USCIS, Sept. 27, 2023
"U.S. Citizenship and Immigration Services (USCIS) is updating policy guidance in the USCIS Policy Manual regarding maximum validity periods for Employment Authorization Documents...
This document is scheduled to be published in the Federal Register on 09/29/2023
"Eligible citizens, nationals, and passport holders from designated Visa Waiver Program countries may apply for admission...
Pesikan v. Atty. Gen.
"Petitioner Srecko Pesikan argues that the Board of Immigration Appeals (“BIA”) erred in concluding that his 2018 Pennsylvania conviction for driving under the...
USCIS, Sept. 25, 2023
"U.S. Citizenship and Immigration Services (USCIS) today announced that it is exempting the biometric services fee for Form I-539, Application to Extend/Change Nonimmigrant...
[What cities? How many?]
EOIR, Sept. 25, 2023
Salary: $149,644 - $195,000 per year
Travel: 50% or less - You may be expected to travel for this position
Application Deadline: Friday, October...
Aleman Gonzalez v. Barr

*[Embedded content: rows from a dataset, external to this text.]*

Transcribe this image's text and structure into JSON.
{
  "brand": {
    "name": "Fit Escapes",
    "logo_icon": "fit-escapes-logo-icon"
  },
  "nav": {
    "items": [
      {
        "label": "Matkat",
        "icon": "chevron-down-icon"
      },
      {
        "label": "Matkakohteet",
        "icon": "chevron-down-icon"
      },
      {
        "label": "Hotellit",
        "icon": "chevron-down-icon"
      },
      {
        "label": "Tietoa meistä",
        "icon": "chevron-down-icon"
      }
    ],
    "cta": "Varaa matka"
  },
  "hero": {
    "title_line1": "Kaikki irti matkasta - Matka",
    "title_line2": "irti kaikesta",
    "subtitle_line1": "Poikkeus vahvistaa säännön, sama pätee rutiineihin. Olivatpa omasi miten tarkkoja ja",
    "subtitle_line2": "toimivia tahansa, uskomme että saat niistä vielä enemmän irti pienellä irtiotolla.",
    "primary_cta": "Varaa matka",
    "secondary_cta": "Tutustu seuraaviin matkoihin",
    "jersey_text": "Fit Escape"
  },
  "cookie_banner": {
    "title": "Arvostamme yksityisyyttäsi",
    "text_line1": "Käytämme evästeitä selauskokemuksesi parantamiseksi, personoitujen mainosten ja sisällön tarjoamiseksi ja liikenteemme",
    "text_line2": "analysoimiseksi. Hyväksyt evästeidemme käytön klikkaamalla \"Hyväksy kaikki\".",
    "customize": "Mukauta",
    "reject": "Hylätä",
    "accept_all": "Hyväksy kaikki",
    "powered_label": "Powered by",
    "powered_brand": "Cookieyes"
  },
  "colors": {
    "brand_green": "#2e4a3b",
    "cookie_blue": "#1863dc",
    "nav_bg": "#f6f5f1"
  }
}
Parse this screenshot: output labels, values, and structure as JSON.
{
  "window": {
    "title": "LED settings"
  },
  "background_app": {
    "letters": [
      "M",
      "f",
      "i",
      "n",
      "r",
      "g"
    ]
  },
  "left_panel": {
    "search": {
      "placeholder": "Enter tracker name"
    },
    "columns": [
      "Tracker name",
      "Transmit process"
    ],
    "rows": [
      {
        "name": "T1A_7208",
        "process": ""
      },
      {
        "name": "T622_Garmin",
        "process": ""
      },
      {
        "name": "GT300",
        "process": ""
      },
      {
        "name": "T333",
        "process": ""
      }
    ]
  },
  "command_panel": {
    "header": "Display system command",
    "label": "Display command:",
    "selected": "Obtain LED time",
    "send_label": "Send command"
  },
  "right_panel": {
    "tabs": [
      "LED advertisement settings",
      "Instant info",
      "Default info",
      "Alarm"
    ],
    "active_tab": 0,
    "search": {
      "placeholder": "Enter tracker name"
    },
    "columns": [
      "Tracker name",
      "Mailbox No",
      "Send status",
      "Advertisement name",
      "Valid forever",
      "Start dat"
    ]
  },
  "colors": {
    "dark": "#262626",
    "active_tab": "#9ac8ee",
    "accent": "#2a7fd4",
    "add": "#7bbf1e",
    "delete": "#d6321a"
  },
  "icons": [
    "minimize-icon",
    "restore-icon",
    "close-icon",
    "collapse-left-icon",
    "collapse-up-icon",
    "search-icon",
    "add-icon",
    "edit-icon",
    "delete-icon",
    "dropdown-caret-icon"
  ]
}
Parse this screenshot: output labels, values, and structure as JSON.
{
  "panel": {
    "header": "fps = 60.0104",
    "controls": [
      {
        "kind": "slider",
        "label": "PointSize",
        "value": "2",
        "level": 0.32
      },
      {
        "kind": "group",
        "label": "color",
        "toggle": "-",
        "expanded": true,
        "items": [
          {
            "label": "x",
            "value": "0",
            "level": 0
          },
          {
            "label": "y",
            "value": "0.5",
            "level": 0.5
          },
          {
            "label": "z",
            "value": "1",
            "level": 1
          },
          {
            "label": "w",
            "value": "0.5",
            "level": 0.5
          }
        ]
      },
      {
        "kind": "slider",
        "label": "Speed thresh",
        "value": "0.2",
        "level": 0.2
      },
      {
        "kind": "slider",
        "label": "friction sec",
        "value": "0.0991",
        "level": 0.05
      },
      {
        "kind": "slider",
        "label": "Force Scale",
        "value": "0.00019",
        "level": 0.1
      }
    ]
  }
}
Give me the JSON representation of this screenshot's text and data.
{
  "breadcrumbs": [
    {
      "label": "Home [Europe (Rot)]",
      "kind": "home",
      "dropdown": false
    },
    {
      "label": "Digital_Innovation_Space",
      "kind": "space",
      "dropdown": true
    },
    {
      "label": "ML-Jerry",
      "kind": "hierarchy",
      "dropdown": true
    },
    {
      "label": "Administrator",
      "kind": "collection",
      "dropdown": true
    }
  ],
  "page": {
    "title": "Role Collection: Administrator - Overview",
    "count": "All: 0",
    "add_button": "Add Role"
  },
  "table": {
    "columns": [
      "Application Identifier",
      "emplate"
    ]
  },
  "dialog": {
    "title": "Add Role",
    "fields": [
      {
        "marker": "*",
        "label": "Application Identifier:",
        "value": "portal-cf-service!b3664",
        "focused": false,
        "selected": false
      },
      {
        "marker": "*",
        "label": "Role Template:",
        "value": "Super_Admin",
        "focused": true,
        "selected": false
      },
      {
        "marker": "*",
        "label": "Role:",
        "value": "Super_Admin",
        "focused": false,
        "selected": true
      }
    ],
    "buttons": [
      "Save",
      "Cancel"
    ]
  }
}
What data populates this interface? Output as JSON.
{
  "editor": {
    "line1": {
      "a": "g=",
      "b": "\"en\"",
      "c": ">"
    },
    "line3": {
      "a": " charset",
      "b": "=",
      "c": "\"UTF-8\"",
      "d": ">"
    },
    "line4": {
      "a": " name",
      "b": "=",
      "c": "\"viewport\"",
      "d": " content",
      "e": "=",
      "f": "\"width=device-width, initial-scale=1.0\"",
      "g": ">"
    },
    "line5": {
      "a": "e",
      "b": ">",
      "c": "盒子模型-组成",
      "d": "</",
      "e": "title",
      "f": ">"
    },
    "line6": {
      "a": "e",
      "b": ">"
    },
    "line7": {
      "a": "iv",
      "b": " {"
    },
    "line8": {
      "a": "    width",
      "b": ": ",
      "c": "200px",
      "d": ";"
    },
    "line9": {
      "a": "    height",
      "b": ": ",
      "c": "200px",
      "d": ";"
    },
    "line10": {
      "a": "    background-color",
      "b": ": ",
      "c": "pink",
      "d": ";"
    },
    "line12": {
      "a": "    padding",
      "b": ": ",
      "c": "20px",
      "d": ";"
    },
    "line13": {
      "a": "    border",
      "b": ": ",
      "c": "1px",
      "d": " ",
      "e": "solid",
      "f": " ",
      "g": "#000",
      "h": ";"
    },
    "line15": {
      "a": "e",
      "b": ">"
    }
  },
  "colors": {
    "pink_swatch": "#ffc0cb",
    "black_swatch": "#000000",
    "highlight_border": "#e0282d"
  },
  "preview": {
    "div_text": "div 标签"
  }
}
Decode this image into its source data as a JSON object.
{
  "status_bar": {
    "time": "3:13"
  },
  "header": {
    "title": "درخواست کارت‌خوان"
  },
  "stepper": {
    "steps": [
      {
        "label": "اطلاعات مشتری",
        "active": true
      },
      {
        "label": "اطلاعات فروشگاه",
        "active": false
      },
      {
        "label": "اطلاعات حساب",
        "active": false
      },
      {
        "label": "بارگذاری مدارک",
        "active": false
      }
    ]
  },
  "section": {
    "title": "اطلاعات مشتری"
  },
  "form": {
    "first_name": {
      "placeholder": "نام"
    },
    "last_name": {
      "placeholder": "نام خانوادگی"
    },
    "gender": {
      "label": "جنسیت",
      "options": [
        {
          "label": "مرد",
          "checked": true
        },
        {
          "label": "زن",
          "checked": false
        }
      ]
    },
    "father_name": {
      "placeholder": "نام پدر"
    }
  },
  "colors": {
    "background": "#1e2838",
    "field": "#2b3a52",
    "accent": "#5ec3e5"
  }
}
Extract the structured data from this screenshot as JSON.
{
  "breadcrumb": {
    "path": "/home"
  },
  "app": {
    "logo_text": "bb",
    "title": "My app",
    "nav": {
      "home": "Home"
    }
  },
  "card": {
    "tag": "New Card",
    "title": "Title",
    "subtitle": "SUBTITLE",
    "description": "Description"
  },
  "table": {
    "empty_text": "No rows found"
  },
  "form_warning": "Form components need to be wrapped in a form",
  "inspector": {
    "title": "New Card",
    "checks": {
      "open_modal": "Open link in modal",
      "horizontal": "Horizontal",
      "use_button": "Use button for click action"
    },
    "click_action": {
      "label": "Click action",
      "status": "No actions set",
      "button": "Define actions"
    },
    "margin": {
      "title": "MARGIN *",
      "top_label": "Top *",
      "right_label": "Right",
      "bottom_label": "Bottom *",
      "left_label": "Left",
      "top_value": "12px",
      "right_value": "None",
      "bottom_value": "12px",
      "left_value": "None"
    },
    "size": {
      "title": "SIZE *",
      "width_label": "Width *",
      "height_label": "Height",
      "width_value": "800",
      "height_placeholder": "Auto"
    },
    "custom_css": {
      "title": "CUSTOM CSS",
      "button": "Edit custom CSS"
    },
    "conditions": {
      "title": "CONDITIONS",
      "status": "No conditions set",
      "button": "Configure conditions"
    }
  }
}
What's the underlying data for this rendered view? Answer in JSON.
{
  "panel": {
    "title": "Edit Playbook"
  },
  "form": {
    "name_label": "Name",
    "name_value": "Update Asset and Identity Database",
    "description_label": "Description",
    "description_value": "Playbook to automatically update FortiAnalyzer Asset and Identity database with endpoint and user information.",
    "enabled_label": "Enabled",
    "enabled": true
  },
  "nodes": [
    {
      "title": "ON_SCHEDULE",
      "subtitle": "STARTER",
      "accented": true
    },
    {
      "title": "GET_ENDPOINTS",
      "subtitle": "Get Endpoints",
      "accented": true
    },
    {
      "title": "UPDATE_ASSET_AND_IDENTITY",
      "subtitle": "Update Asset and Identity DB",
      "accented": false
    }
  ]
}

"In Diouf v. Napolitano, 634 F.3d 1081 (9th Cir. 2011) (Diouf II), a three-judge panel of our court applied the canon of constitutional avoidance to construe § 1231(a)(6) as requiring an individualized bond hearing before an IJ for an alien detained for six months or longer when the alien’s release or removal is not imminent. ... We hold that Plaintiffs are likely to succeed on the merits of their § 1231(a)(6) statutory claim. Although we recognize some tension between Diouf II and Jennings, we cannot conclude that the decisions are so fundamentally inconsistent that we can no longer apply Diouf II without running afoul of Jennings. We thus conclude that we remain bound by Diouf II. For that reason, we conclude further that the district court did not err in relying on Diouf II’s construction of § 1231(a)(6) to require a bond hearing before an IJ after six months of detention for an alien whose release or removal is not imminent. Because Jennings did not invalidate our constitutional due process holding in Singh, the district court also properly required the Government to bear a clear and convincing burden of proof at such a bond hearing to justify an alien’s continued detention. Our conclusion that Diouf II remains controlling compels us to reject the Government’s remaining challenges that effectively seek to relitigate Diouf II. We conclude further that the preliminary injunction complies with a proper reading of Clark. Based on these determinations, we affirm the district court’s preliminary injunction in full."
Flores Tejada v. Godfrey
"This appeal presents the same core question we decide today in Aleman Gonzalez v. Barr, No. 18-16465: whether our construction of § 1231(a)(6) in Diouf II survives the Supreme Court’s decision in Jennings v. Rodriguez, 138 S. Ct. 830 (2018). Our answer remains the same here. We affirm the district court’s judgment and permanent injunction insofar as they conform to our construction of § 1231(a)(6) in Diouf II. We also affirm insofar as the judgment and permanent injunction require the Government to the satisfy the constitutional burden of proof we identified in Singh. However, unlike Aleman Gonzalez, this appeal presents us with a different question regarding our construction of § 1231(a)(6). The district court ordered the Government to provide class members with additional bond hearings every six months. We hold that the court erroneously imposed this requirement as a statutory matter because we did not construe § 1231(a)(6) as requiring this in Diouf II, nor do we find any support for this requirement. We therefore partially reverse and vacate the judgment and permanent injunction, and remand for further proceedings."